======== THE DATA

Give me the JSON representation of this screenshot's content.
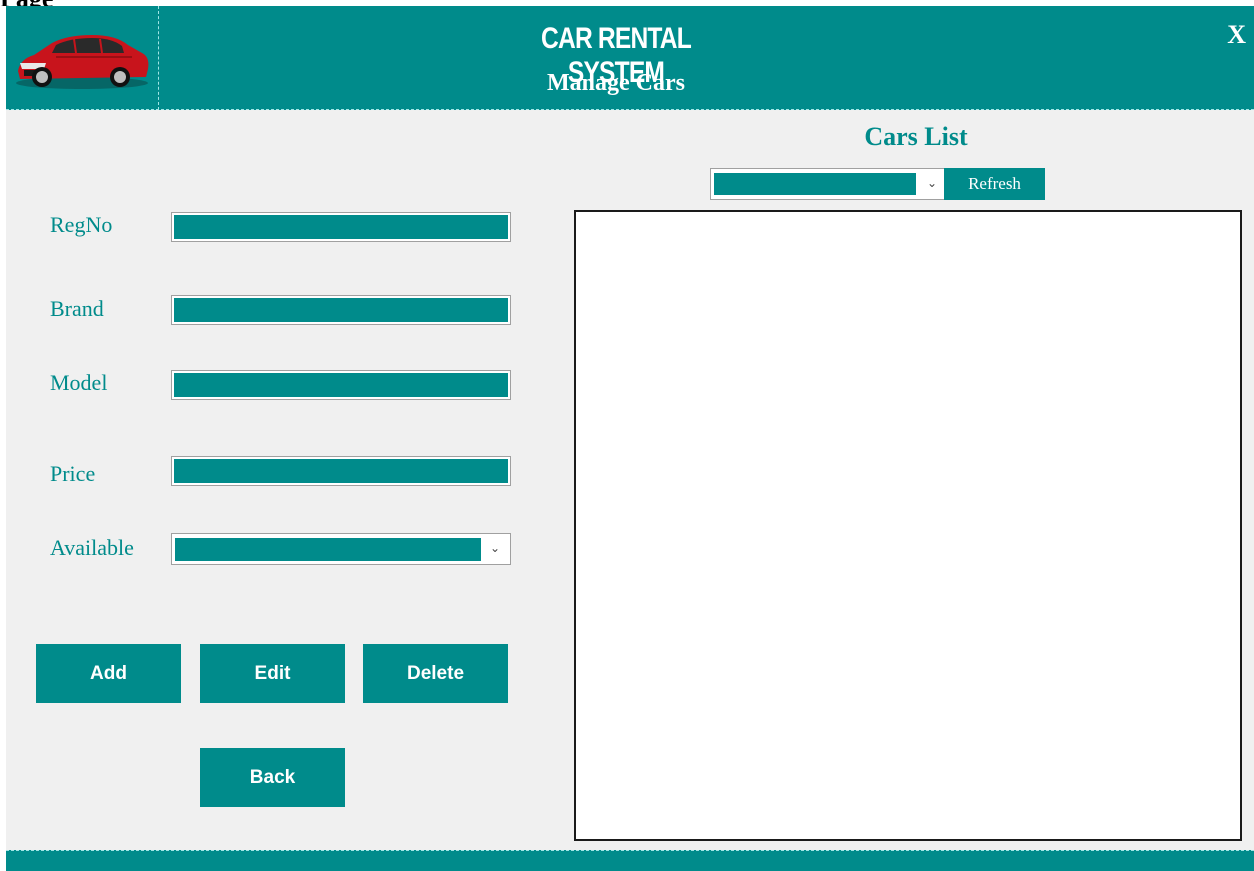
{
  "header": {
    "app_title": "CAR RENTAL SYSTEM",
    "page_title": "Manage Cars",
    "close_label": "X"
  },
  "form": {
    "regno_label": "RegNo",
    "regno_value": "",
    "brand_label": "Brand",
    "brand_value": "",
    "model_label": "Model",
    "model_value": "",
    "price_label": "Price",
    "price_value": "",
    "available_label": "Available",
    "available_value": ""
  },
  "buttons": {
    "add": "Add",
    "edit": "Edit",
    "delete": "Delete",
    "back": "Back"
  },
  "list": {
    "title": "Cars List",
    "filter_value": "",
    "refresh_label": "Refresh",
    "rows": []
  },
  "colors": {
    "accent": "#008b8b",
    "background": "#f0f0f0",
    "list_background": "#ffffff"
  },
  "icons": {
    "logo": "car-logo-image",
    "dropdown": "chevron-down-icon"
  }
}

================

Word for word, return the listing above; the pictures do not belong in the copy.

**OUTPUT FOR THIS EXERCISE:**
Give me the JSON representation of this screenshot's content.
{
  "header": {
    "app_title": "CAR RENTAL SYSTEM",
    "page_title": "Manage Cars",
    "close_label": "X"
  },
  "form": {
    "regno_label": "RegNo",
    "regno_value": "",
    "brand_label": "Brand",
    "brand_value": "",
    "model_label": "Model",
    "model_value": "",
    "price_label": "Price",
    "price_value": "",
    "available_label": "Available",
    "available_value": ""
  },
  "buttons": {
    "add": "Add",
    "edit": "Edit",
    "delete": "Delete",
    "back": "Back"
  },
  "list": {
    "title": "Cars List",
    "filter_value": "",
    "refresh_label": "Refresh",
    "rows": []
  },
  "colors": {
    "accent": "#008b8b",
    "background": "#f0f0f0",
    "list_background": "#ffffff"
  },
  "icons": {
    "logo": "car-logo-image",
    "dropdown": "chevron-down-icon"
  }
}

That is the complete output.